_WHAT IS NEEDED_
Retype the records word for word. Skip every image.

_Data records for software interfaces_

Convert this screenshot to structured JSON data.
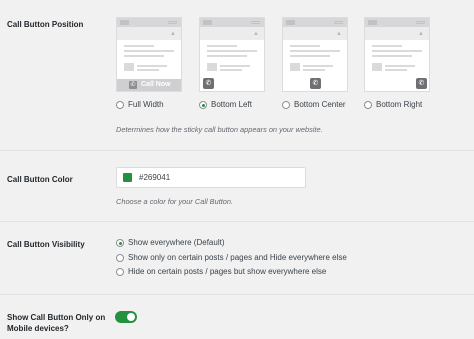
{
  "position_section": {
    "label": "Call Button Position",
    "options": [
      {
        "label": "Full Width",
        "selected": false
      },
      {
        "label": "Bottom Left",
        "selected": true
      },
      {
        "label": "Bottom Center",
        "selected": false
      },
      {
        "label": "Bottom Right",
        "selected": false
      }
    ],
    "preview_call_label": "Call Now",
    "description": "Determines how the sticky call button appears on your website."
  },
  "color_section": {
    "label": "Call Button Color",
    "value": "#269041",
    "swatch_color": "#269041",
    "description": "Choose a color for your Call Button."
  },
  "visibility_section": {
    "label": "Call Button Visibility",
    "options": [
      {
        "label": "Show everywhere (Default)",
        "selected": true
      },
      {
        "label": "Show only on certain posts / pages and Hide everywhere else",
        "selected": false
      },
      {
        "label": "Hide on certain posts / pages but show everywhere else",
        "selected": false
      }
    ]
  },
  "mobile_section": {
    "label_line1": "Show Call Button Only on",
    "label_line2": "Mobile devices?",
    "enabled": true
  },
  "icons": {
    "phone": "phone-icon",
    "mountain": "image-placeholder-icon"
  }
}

_OUTPUT FOR THIS EXERCISE_
Convert this screenshot to structured JSON data.
{
  "position_section": {
    "label": "Call Button Position",
    "options": [
      {
        "label": "Full Width",
        "selected": false
      },
      {
        "label": "Bottom Left",
        "selected": true
      },
      {
        "label": "Bottom Center",
        "selected": false
      },
      {
        "label": "Bottom Right",
        "selected": false
      }
    ],
    "preview_call_label": "Call Now",
    "description": "Determines how the sticky call button appears on your website."
  },
  "color_section": {
    "label": "Call Button Color",
    "value": "#269041",
    "swatch_color": "#269041",
    "description": "Choose a color for your Call Button."
  },
  "visibility_section": {
    "label": "Call Button Visibility",
    "options": [
      {
        "label": "Show everywhere (Default)",
        "selected": true
      },
      {
        "label": "Show only on certain posts / pages and Hide everywhere else",
        "selected": false
      },
      {
        "label": "Hide on certain posts / pages but show everywhere else",
        "selected": false
      }
    ]
  },
  "mobile_section": {
    "label_line1": "Show Call Button Only on",
    "label_line2": "Mobile devices?",
    "enabled": true
  },
  "icons": {
    "phone": "phone-icon",
    "mountain": "image-placeholder-icon"
  }
}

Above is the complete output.